    The GammaRay 256 can also be directly accessed via a downloadable SDK.  This allows the more technical user to write custom software that will directly interface to a simulator package such as Microsoft Flight Simulator or Flight Gear.  This open-ended flexibility is important.

    One interesting thing to note about these products is that they're all available as kits.  The devices all use standard, non-surface mount components that can be easily assembled in a couple of hours if you're handy with a soldering iron.  This is a great thing, especially if you're on a budget.  For instance, you can get a complete kit of the GammaRay 256 for $75, while the fully assembled unit is $90.  You can get even cheaper if you get a "short" kit that only includes the circuit board, the microcontroller and its support parts for $35.  You'd need to supply the connectors and other chips to complete the kit, but sources for those parts are given.

    Overall I really have to applaud Leo Lacava for creating a product line that is not only useful for the technical user, but just as useful for the novice.  I can't wait to see what else he has in store for us.

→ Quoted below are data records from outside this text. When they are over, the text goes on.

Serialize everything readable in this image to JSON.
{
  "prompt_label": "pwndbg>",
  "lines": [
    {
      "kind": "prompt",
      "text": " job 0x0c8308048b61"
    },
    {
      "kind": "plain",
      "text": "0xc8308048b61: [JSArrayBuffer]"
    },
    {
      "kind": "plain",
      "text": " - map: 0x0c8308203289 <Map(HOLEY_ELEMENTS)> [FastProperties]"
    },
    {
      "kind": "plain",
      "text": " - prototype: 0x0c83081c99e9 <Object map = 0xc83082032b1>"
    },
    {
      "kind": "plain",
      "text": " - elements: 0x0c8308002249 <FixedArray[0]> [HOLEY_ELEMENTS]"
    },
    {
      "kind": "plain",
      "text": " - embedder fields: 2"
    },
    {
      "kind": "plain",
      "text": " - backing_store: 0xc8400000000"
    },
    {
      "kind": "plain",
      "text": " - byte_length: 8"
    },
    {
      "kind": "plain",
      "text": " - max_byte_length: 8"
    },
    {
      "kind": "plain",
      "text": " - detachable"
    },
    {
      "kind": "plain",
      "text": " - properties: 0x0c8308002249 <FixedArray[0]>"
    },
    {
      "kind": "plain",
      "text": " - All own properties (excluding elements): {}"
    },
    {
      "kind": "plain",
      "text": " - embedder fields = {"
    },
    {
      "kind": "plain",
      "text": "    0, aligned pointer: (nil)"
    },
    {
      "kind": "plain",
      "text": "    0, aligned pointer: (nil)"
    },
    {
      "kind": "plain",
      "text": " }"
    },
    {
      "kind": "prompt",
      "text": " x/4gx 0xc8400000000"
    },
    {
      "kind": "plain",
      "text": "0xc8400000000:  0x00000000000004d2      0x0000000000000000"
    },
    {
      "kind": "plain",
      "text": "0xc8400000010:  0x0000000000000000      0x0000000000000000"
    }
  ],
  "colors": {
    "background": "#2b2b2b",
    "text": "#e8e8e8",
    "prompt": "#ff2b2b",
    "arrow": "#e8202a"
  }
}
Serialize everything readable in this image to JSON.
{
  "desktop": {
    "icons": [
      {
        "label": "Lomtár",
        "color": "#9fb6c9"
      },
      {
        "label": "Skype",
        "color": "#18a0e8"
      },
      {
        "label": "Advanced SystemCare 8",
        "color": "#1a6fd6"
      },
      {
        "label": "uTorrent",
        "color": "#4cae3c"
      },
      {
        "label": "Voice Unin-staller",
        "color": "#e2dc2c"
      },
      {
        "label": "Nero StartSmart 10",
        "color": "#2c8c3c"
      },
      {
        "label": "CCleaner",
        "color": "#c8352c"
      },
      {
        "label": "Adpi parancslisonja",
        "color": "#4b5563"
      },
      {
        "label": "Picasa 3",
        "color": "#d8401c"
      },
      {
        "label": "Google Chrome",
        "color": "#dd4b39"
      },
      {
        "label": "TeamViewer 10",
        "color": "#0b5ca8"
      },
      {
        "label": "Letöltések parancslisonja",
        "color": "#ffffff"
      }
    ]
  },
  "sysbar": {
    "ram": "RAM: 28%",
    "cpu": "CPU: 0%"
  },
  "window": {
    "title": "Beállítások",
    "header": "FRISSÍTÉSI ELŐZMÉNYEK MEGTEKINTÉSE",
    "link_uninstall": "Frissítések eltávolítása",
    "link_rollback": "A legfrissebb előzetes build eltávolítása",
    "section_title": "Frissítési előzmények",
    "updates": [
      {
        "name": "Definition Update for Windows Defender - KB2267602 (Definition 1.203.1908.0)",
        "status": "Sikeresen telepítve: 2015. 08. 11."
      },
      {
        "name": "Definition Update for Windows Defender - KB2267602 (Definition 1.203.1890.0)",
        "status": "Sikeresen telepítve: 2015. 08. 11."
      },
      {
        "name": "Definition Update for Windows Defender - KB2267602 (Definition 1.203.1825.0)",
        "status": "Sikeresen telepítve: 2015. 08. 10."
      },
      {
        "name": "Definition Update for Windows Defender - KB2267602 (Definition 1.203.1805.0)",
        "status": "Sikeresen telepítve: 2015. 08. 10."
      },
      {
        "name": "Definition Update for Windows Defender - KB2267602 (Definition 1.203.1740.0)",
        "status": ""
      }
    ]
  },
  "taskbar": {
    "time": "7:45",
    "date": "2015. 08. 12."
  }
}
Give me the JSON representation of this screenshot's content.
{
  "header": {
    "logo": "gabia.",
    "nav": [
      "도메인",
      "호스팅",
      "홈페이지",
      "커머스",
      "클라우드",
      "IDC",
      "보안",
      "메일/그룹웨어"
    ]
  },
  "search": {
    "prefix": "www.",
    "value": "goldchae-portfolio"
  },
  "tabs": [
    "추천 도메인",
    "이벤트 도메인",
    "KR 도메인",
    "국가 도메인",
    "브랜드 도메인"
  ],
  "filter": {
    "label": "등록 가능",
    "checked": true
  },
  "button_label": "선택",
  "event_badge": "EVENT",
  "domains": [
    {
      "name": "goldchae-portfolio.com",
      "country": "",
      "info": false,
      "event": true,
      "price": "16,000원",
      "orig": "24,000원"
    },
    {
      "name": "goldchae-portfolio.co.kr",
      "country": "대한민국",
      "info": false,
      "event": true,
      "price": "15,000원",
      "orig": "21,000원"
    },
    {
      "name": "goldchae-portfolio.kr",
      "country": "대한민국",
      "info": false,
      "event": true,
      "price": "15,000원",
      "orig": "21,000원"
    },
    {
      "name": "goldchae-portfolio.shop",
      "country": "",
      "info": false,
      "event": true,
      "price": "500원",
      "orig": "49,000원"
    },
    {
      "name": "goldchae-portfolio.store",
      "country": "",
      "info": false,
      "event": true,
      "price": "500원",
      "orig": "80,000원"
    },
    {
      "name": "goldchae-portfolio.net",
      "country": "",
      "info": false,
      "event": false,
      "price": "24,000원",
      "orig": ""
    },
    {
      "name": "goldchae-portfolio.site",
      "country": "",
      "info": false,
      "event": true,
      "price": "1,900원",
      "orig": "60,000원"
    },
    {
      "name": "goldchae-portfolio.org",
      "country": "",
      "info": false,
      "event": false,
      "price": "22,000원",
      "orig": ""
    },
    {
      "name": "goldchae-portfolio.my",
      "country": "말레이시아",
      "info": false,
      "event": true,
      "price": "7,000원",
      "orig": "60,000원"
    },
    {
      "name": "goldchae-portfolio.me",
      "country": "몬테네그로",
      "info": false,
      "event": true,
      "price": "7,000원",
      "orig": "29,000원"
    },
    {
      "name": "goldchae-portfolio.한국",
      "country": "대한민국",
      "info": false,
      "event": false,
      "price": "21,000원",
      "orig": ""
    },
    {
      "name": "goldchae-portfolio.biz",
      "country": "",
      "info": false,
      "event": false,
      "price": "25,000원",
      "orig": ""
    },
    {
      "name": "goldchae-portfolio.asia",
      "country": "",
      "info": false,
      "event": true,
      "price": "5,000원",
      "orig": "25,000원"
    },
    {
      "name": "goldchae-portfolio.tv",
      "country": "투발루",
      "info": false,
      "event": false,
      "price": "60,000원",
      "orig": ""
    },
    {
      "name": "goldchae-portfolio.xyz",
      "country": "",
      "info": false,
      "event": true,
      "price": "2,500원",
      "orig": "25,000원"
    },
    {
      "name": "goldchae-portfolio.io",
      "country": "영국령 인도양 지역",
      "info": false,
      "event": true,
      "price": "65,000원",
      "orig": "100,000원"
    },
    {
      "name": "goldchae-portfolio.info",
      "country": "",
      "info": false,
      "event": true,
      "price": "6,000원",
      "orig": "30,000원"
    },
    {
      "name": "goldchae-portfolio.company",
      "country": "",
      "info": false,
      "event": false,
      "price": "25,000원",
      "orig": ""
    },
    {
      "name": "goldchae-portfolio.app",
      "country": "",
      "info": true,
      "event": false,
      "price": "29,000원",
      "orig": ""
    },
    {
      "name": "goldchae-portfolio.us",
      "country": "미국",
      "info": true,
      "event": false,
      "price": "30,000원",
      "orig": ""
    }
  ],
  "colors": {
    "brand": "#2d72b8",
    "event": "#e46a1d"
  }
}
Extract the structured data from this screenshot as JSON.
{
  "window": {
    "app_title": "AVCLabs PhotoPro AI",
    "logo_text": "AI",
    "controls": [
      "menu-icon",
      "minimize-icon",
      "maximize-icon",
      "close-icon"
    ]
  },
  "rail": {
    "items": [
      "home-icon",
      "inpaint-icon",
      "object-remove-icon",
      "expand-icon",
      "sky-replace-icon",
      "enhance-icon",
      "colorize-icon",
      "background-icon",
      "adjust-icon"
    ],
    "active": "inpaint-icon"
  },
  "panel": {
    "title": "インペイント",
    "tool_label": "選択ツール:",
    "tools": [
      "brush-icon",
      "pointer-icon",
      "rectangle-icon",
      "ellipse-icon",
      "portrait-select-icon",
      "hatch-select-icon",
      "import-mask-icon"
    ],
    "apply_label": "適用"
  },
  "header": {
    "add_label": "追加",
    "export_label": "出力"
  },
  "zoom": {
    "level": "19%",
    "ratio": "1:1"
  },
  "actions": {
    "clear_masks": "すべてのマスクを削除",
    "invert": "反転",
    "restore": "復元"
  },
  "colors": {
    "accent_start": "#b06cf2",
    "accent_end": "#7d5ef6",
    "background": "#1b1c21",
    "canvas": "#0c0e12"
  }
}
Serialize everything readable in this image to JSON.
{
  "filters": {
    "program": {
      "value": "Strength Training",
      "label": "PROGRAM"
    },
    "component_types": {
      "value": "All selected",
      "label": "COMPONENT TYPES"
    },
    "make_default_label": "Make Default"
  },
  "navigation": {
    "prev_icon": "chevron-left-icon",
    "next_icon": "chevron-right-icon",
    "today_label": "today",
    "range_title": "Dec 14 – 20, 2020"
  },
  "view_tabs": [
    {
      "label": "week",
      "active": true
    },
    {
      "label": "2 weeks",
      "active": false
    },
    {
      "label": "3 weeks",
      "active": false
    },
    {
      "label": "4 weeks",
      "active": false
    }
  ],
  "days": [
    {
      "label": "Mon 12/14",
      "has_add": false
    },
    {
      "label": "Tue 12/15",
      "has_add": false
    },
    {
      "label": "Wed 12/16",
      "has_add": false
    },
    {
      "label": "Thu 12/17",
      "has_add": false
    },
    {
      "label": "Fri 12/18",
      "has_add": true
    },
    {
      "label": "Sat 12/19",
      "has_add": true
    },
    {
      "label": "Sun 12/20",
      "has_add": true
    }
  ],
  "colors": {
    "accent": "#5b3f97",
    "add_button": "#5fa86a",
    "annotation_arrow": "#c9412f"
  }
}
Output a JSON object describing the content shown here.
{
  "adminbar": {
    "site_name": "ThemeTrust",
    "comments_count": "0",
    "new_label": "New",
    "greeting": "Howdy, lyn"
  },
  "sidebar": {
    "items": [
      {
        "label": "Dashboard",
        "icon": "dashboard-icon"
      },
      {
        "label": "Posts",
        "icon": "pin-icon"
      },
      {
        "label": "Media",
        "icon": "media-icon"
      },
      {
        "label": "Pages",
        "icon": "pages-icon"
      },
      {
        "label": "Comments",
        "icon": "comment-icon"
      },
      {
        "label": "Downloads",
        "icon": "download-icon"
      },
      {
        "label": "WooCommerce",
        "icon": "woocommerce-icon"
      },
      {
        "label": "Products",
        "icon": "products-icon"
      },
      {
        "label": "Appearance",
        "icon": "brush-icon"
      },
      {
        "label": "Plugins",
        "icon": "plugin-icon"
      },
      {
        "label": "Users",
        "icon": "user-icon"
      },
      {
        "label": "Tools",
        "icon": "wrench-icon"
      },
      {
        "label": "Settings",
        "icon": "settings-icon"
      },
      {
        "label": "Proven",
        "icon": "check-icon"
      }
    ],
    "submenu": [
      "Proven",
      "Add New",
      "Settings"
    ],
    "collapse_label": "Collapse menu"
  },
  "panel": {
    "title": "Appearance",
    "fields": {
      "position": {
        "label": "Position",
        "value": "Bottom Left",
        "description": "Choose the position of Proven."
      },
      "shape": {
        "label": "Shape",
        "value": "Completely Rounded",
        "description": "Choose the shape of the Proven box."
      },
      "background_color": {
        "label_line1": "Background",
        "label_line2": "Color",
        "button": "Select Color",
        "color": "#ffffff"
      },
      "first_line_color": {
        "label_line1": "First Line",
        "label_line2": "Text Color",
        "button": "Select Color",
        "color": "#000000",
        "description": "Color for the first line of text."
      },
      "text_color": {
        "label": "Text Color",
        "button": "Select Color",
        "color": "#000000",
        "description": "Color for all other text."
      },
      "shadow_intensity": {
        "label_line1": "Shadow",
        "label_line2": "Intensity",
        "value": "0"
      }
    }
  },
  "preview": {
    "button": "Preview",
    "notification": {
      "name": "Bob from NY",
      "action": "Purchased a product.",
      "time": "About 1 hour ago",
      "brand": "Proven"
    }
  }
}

    I hope that you've found my reviews informative.  I'll freely admit I've got a product bias or two.  However, I hope I've been able to provide you with a good overview of the three product lines I've had personal experience with.  All three are great products in their own right and provide good value across a wide spectrum of features and price.  All of the products have two things in common.  They're all made to a high standard of quality and they have a dedicated following of users.

    It should be noted that none of the solutions I've reviewed are mutually exclusive devices.  It's possible and reasonable to combine parts from all three lines.  I've done it and enjoyed the end result.  For my personal project, I'll be using Phidgets for my output requirements and some of my inputs.  The GammaRay 256 and Plasma will fulfill the flight control and remaining input requirements.  The EPIC will be used in another project.   

    If you have any questions, comments or corrections, please feel free to contact me at


Gene Buckle, February 27th, 2004.


Last Modified: 27Feb04